History of the Congregation

St. Vincent de Paul was born in the village of Pouy in 1581. As a boy he lived among the poor and experienced the conditions under which they lived. In 1600 he became a priest. For a time he sought to escape from the poverty of his origins, but with the help of spiritual directors he felt himself called to deeper holiness and, through the events of his life, was finally led by divine providence to a firm determination to dedicate himself to the salvation of the poor. While he was exercising his ministry in Gannes and, on the 25th of January 1617, in Folleville, he saw that the evangelization of the poor was an urgent need. He himself held that this was the origin of his vocation, and of the Congregation of the Mission.

When, in August of the same year in Chatillon-les-Dombes, he founded “La Charite” The Confraternities of Charity to assist the sick who lacked all help, he discovered for himself, and showed others, the close link that exists between evangelization and the service of the poor.

Gradually his religious development led to contemplating and serving Christ in the person of the poor. The vision of Christ, sent by the Father to evangelize the poor, was central to his life and ministry. Hearing the call of people in the world of his own day, learning to listen with an ever more intense love of God and of poor people who were burdened with hardships of all kinds, Vincent felt himself called to alleviate sufferings of every sort.

Among all his commitments he always had a special care for the Mission, and he gathered the first members to join with him in evangelization of the country people; this was set out in a contract dated the 17th of April 1625. They bound themselves to form a Congregation in which, living as a community, they would devote themselves to the salvation of the country poor; this was by an Act of Association which they signed on the 4th of September 1626.

While Vincent and his confreres were giving themselves to the evangelization of the poor, they clearly saw that the effectiveness of their mission to the people could not be sustained unless they also provided for the formation of the clergy.
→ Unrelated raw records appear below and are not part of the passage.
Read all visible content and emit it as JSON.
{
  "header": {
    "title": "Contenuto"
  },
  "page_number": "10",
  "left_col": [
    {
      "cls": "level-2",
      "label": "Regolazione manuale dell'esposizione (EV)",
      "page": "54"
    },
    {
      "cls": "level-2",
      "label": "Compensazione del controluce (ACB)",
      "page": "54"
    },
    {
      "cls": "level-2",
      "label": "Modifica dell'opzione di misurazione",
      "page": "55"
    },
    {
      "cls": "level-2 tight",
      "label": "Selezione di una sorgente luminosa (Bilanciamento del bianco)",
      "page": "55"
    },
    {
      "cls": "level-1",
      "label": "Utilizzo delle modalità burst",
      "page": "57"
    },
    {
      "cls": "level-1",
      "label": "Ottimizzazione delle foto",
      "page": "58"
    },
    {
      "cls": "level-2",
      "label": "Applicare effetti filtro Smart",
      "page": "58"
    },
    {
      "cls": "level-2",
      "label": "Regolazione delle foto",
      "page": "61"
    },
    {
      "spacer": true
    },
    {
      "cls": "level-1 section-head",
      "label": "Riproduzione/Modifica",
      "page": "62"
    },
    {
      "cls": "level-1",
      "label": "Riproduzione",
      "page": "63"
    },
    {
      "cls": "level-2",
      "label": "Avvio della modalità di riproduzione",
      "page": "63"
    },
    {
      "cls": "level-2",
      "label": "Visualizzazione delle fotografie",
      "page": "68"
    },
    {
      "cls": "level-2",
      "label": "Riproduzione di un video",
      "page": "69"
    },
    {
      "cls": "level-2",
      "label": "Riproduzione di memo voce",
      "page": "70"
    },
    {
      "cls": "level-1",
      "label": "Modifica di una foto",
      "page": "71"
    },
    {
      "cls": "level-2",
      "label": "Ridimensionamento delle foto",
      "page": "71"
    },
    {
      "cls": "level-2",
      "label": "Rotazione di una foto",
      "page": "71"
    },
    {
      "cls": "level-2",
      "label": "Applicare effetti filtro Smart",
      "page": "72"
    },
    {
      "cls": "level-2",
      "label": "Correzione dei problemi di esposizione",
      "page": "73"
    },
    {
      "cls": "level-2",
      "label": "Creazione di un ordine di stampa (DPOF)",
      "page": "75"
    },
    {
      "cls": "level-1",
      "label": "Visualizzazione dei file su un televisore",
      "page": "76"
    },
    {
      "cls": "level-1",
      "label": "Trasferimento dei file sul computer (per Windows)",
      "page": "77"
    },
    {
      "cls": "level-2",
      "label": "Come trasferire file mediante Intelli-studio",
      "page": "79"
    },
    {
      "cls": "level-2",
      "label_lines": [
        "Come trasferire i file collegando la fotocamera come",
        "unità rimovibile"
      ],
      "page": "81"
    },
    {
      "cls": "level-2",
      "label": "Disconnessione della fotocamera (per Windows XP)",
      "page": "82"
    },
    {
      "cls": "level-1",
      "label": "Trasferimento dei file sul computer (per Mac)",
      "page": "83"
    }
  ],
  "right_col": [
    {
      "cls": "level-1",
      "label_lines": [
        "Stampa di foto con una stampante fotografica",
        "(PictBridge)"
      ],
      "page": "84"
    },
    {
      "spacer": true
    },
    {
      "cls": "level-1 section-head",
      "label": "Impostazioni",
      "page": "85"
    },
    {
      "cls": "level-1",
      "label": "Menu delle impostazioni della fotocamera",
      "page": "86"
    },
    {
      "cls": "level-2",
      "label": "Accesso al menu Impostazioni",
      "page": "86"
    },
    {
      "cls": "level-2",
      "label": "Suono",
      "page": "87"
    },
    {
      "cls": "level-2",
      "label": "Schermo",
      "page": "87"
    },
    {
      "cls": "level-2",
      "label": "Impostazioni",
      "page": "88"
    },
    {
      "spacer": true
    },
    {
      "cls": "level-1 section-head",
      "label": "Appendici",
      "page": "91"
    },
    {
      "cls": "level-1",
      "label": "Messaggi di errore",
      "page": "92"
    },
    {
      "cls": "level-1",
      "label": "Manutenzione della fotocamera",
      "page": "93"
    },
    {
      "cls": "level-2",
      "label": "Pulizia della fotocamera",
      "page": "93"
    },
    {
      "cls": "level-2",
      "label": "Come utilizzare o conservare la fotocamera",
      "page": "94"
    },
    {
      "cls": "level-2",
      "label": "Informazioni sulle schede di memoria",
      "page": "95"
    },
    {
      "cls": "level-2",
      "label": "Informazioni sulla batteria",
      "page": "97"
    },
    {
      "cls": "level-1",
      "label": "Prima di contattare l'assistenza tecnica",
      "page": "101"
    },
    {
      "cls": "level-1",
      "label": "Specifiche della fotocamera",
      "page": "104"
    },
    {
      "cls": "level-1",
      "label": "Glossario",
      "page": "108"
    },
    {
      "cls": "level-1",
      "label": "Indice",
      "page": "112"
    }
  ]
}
They began this work in 1628 in Beauvais when, at the request of the bishop, they held retreats for those being advanced to orders. In this way they were providing good pastors for the Church.

From the Introduction to the Constitutions and Statutes of the Congregation of the Mission.